This Sunday, Waterford need to be on their mettle. Wexford will be recalling 2014, when they beat these opponents in an All-Ireland quarter-final, much as the whole county recalls 1798. Waterford have to test the Wexford back eight by getting into one on one struggles, where a Déise man moving past his marker carves minatory channels. But how do you achieve this aim if you deploy only two or three men up front?
Psychology is ever relevant in sight of Madame Guillotine. Wexford fancy this occasion far more than their standing with bookmakers might indicate. Do Waterford fancy it? Meaning, do they really want, deep down, to take on Kilkenny?
All in all, Waterford should progress if they hurl with bite. My nag would be a recent pre-Munster Final interview with Austin Gleeson, their young force of nature. Having spoken well, he was asked by his interlocutor, Denis Walsh, whether his side had truly believed in 2015 they could beat Tipperary and Kilkenny. To his credit, Gleeson paused for what Walsh noted was the only time in their conversation.
How much can conviction about Kilkenny have expanded in the wake of that 21 point reverse to Tipperary? This factor is worth keeping in mind.
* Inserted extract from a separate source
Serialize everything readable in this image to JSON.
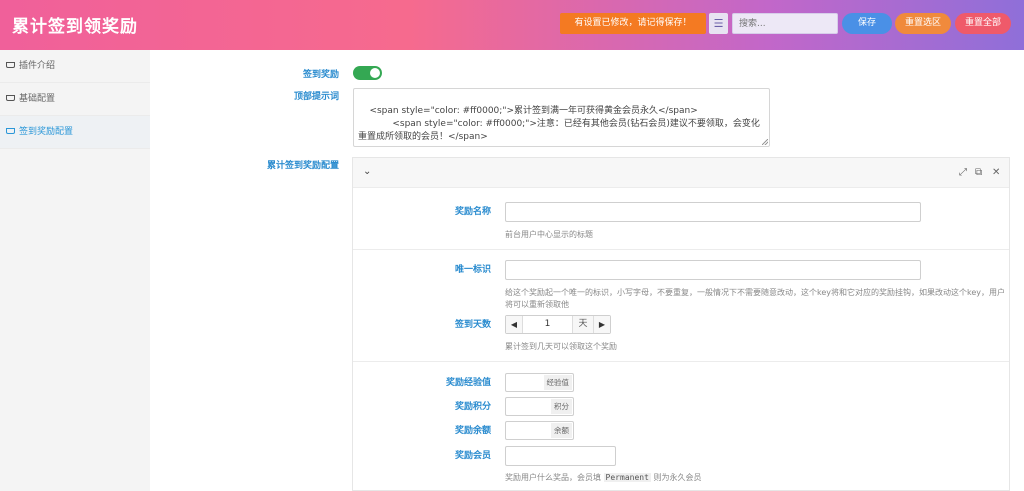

Clare and Galway complete the afternoon’s bill. The bookmakers adjudge the former marginal favourites at 10/11. Lines of form could demur. Galway kept right with Kilkenny in the Leinster final for 60 minutes or so. You could argue that this spell of championship hurling reached a pitch somewhat in advance of anything seen thus far from Clare this summer.
They went down by eight points to Waterford, who subsequently ran into Tipperary’s propellers. On the other side in Munster, Tipp had been largely imperious in taking down Cork and Limerick.
There is likewise Clare’s patchy and unconvincing performance against Limerick in the qualifiers, when they scraped home by four points. Most instructive aspect of that encounter? The second half inroads achieved by Limerick when they pushed up on the opposition puckout. Once all of Clare’s outlets were marked, Andrew Fahy was forced to go long, with Limerick in general and Diarmaid Byrnes in particular making bales of headway.
Galway manager Micheál Donoghue is long enough on the road to draw the requisite moral. He must whet daggers on the Clare puckout. If his team can get them expending more energy than normal in this arena, Galway will be well positioned in the last 10 minutes. Hot days leave energy at a premium.
Yes, Clare might just come out and catch fire. We simply do not know where they are at. Any sort of a performance could emerge from a camp where curious dynamics are the day’s order.
Looking at 2016 so far, hurling people are certainly hankering to see a spark in Tom Semple’s Field swell into conflagration.
Clare might just come out and catch fire. We simply do not know where they are at